In a variety of competitions, the gold medal has become the standard representation of ultimate victory. The fact that gold is the top honor in a variety of competitive fields, from the Olympics to the Nobel Prize, demonstrates the honor and majesty associated with the precious metal in history and today.

Ancient Olympic winners were not awarded with medals, but instead an olive branch. Medals were first given to Olympians during the first modern Olympic games in 1896, according to TIME. However, at this point, there was no gold honor, and the winner instead received a silver medal. Gold was first used in 1904 to represent the first era in Greek mythology - the Golden Era, in which the humans were among gods.

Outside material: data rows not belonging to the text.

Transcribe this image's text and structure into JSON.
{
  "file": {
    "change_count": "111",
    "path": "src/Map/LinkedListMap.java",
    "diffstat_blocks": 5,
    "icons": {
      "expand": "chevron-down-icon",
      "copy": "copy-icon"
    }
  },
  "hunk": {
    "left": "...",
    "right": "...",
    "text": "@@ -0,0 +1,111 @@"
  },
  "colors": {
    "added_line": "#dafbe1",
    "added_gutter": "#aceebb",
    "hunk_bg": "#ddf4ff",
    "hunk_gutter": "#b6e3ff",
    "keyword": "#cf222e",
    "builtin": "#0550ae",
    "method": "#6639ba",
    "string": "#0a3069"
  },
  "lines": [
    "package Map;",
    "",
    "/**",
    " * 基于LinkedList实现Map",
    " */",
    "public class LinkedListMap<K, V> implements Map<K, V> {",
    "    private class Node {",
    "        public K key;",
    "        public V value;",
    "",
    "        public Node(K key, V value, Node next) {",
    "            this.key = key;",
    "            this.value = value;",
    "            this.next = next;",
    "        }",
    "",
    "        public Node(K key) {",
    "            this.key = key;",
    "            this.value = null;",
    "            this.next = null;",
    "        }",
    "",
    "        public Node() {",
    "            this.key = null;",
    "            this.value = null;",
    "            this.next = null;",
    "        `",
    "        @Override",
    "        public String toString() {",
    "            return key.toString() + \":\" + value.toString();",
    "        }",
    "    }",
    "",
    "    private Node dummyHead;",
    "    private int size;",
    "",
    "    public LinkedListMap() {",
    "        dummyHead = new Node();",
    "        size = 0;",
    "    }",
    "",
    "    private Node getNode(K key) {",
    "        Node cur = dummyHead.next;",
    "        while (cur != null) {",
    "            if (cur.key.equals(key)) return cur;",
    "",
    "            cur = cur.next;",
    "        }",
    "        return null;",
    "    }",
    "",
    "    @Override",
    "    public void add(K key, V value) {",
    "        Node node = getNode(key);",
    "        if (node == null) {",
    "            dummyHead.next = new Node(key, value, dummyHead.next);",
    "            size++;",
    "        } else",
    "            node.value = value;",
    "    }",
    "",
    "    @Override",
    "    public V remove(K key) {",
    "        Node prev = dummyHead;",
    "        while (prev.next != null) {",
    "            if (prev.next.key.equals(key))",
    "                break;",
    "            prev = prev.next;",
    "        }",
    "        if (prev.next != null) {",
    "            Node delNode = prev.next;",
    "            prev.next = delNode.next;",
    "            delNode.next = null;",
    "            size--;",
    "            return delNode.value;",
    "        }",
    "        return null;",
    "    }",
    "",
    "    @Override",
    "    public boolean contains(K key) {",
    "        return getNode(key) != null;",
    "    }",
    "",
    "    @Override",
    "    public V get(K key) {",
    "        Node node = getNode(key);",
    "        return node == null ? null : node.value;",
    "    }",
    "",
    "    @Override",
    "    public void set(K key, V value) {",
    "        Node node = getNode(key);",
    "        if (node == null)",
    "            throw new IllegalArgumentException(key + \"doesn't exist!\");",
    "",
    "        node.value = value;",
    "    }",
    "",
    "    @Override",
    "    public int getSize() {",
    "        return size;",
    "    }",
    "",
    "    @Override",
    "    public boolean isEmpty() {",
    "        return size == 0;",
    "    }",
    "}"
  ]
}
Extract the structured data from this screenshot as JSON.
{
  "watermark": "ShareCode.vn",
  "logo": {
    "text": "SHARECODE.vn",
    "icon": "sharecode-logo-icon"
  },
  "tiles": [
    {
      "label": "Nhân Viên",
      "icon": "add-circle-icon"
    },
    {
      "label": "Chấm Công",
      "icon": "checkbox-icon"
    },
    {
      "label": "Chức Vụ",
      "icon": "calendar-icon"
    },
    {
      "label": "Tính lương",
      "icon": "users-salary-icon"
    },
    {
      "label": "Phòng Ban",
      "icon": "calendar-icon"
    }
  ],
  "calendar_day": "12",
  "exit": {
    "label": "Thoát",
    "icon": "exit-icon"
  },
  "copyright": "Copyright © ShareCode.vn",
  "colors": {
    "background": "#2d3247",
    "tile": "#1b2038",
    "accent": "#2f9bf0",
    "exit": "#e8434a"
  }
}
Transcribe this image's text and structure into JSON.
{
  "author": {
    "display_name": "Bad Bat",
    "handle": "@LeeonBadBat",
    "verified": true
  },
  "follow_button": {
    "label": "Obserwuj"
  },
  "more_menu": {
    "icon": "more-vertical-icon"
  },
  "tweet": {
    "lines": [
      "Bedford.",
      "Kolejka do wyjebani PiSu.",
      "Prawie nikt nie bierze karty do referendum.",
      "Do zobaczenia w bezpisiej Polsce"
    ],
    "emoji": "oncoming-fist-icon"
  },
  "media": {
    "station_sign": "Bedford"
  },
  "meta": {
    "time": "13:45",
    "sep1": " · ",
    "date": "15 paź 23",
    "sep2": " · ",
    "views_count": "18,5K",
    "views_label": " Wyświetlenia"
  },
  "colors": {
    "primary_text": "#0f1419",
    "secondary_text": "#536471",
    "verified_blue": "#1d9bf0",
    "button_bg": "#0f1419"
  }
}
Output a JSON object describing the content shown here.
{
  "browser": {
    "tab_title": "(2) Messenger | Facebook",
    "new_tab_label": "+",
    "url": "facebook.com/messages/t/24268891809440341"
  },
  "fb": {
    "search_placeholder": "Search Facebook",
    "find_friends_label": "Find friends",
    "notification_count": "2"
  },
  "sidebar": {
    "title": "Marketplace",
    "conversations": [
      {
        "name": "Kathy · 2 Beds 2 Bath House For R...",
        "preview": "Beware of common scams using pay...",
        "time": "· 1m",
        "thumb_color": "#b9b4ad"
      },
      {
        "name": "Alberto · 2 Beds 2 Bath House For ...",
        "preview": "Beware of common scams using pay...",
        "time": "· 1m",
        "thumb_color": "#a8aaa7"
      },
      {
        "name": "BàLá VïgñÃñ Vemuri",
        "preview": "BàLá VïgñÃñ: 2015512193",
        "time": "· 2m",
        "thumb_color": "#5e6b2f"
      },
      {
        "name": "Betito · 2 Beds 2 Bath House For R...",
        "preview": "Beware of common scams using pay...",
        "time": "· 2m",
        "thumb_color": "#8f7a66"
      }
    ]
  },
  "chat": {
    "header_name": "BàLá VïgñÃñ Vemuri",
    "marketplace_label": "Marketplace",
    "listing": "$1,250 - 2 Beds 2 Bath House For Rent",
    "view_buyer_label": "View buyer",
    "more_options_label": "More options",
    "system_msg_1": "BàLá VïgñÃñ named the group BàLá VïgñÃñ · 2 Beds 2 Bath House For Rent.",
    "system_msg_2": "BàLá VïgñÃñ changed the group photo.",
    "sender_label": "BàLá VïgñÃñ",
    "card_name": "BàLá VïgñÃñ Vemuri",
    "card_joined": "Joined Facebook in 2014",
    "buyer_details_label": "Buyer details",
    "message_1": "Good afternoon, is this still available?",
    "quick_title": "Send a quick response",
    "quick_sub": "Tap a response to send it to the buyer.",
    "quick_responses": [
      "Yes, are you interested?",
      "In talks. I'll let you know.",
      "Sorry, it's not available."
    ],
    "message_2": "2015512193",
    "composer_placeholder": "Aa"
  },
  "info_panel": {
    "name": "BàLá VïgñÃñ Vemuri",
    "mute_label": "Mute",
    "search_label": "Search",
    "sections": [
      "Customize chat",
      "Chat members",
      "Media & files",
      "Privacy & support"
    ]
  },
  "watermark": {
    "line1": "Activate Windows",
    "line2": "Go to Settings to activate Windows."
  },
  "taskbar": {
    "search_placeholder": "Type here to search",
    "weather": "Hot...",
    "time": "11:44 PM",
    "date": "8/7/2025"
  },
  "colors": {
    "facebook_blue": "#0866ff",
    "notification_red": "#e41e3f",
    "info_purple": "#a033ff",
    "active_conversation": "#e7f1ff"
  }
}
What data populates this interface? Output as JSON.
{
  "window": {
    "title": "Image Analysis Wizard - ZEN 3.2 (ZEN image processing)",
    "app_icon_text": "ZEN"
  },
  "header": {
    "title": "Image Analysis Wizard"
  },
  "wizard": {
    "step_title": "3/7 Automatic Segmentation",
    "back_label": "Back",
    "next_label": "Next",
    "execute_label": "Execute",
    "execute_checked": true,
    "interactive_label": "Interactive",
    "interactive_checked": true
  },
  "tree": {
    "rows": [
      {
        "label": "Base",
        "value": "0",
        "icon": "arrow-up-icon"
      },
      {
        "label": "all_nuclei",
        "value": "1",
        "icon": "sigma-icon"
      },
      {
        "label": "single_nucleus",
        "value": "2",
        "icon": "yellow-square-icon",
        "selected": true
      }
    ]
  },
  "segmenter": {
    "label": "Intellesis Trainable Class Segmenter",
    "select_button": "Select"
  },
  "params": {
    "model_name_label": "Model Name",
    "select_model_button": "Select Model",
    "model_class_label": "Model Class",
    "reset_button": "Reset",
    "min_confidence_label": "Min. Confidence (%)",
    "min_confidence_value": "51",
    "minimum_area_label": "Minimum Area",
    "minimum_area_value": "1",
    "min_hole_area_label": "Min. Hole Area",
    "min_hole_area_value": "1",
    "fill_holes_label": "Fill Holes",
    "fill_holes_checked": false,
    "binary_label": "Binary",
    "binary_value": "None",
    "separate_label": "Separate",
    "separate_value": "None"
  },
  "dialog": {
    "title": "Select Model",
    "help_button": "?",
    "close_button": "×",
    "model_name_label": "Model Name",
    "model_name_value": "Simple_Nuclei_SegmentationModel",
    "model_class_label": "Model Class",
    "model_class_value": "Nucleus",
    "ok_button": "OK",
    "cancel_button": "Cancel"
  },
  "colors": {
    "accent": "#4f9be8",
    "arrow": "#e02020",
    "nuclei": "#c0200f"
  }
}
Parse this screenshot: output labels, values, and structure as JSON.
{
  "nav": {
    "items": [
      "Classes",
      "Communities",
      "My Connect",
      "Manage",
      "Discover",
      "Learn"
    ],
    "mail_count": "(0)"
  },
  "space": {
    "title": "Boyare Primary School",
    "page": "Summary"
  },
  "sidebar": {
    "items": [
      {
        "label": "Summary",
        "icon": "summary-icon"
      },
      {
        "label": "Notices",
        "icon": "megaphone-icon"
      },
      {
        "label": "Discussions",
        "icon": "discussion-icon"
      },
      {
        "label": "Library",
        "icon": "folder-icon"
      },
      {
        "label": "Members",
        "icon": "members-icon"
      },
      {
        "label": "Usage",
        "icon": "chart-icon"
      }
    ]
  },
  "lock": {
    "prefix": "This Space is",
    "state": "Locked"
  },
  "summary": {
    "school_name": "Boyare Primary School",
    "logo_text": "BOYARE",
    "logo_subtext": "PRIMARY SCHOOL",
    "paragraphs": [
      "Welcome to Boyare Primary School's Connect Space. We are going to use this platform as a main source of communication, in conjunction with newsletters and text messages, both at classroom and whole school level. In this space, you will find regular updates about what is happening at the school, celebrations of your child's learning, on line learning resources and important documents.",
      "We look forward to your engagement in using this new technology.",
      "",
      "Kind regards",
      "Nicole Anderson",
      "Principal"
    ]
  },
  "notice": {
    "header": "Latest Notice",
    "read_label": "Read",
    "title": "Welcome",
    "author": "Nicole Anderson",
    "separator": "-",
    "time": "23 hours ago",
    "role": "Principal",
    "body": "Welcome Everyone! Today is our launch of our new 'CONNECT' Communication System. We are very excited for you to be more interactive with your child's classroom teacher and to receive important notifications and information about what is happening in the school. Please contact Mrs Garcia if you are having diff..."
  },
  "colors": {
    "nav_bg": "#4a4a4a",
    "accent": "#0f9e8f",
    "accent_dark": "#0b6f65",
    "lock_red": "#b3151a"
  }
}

Today, the host country is responsible for minting the medals, and the design varies with each Olympiad. The Team U.S.A. Organization explains that the medals must be at least 60 millimeters in diameter, and a gold medal must include at least six grams of gold. Most Olympic gold medals are actually silver covered with 24-karat gold, according to TIME.

Another famous gold medal is the United States Congressional Gold Medal. This is the highest civilian honor, along with the Presidential Medal of Freedom, and can be given to a person or group as a token of appreciation for contributions or achievements. Congress can award the Congressional Gold Medal to any civilian, of U.S. citizenship or not, from entertainers to humanitarians.